**Excerpted data:**
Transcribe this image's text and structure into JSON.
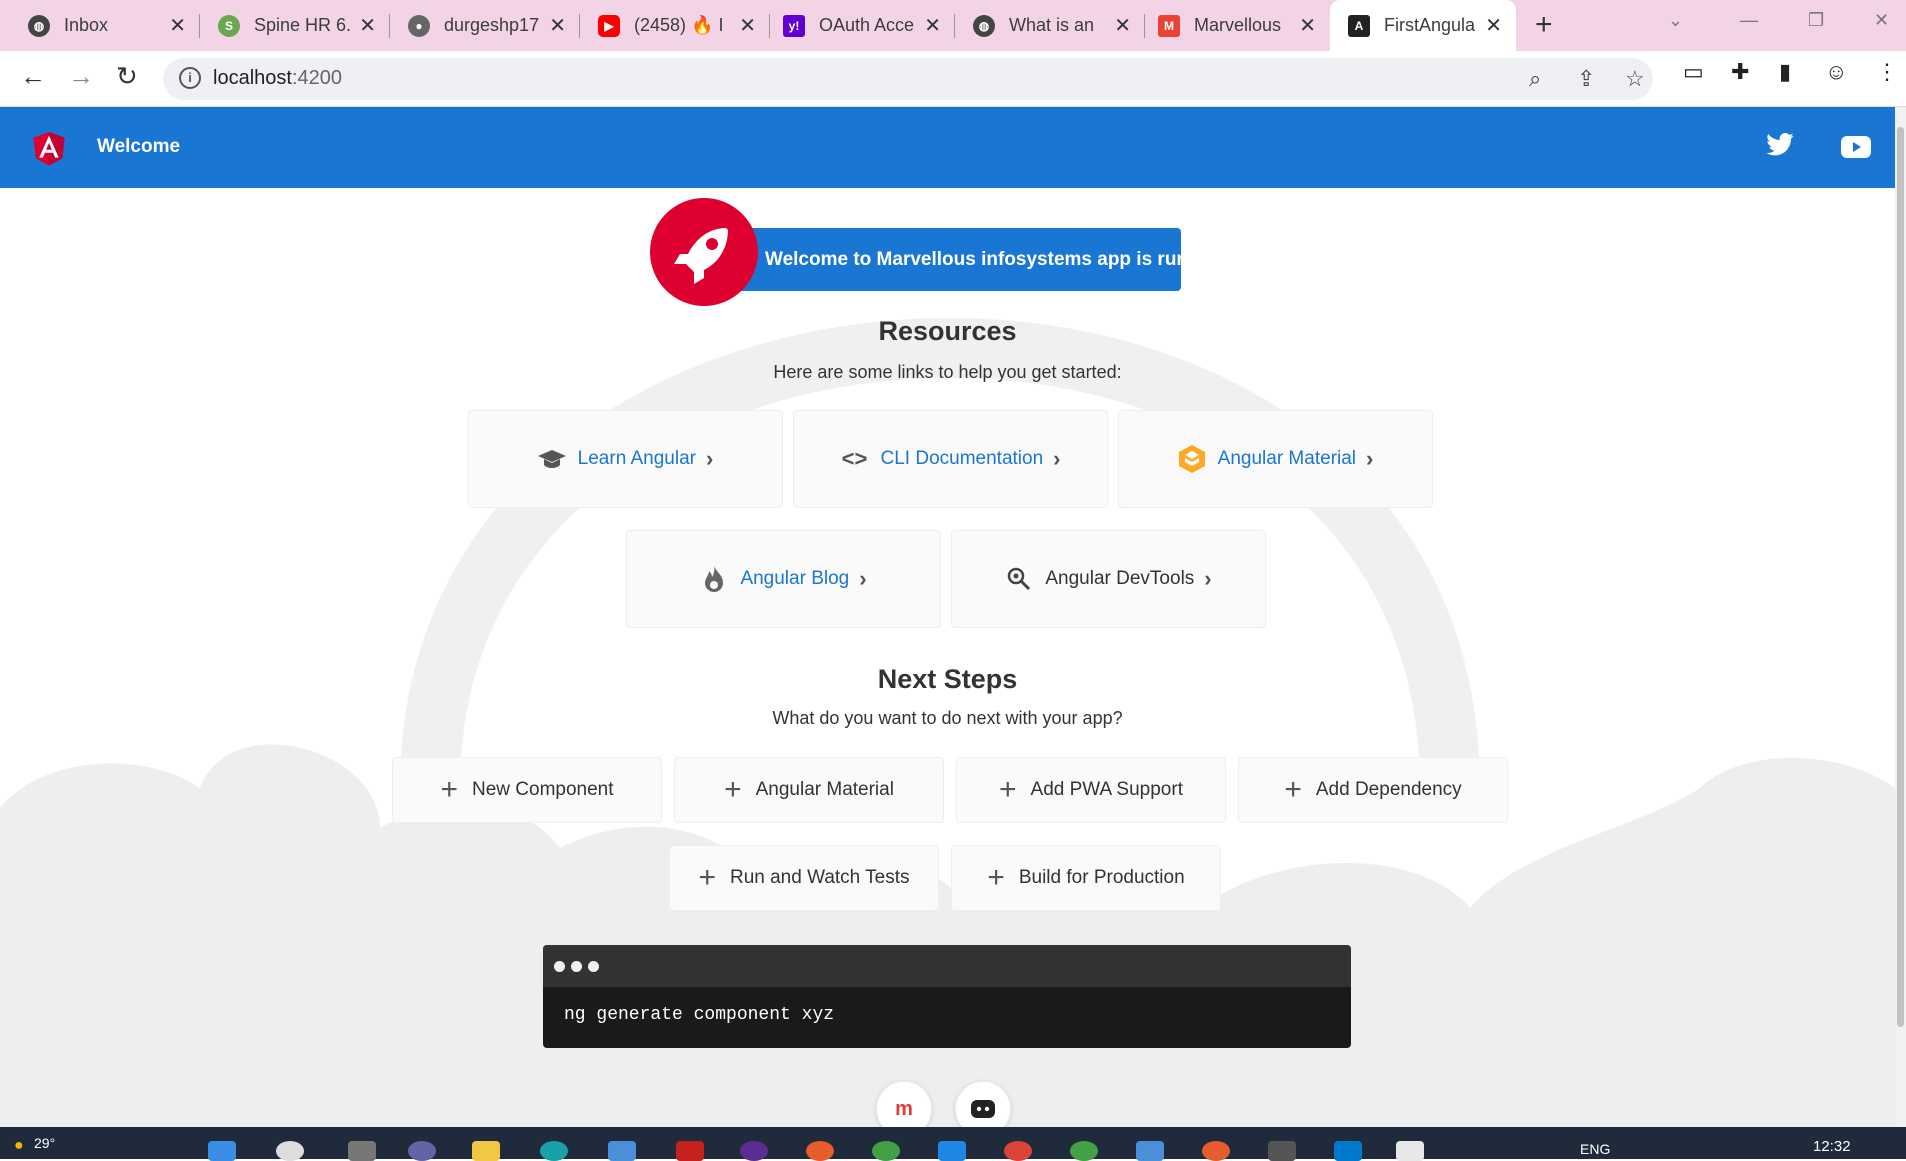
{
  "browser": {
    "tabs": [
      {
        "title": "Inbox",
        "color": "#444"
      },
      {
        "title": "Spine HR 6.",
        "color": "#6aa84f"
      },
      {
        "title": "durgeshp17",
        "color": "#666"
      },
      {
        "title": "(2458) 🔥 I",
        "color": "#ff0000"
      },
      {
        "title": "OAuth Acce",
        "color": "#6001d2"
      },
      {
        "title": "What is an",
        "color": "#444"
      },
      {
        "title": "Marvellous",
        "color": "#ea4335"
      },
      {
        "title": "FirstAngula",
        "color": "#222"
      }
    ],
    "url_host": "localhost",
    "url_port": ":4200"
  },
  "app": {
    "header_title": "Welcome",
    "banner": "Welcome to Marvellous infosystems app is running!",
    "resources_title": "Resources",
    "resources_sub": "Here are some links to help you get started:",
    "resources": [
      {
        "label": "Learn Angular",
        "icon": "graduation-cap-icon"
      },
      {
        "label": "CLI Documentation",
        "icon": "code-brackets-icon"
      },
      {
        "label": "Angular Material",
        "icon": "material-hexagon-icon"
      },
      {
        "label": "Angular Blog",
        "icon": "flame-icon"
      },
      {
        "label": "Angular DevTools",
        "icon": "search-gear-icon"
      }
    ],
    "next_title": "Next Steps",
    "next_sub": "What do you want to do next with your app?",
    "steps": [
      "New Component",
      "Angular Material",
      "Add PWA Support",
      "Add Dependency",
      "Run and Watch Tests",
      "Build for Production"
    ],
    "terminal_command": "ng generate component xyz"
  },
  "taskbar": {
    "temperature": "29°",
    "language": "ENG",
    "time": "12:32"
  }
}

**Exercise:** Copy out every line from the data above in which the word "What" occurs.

**Finished exercise:**
        "title": "What is an",
    "next_sub": "What do you want to do next with your app?",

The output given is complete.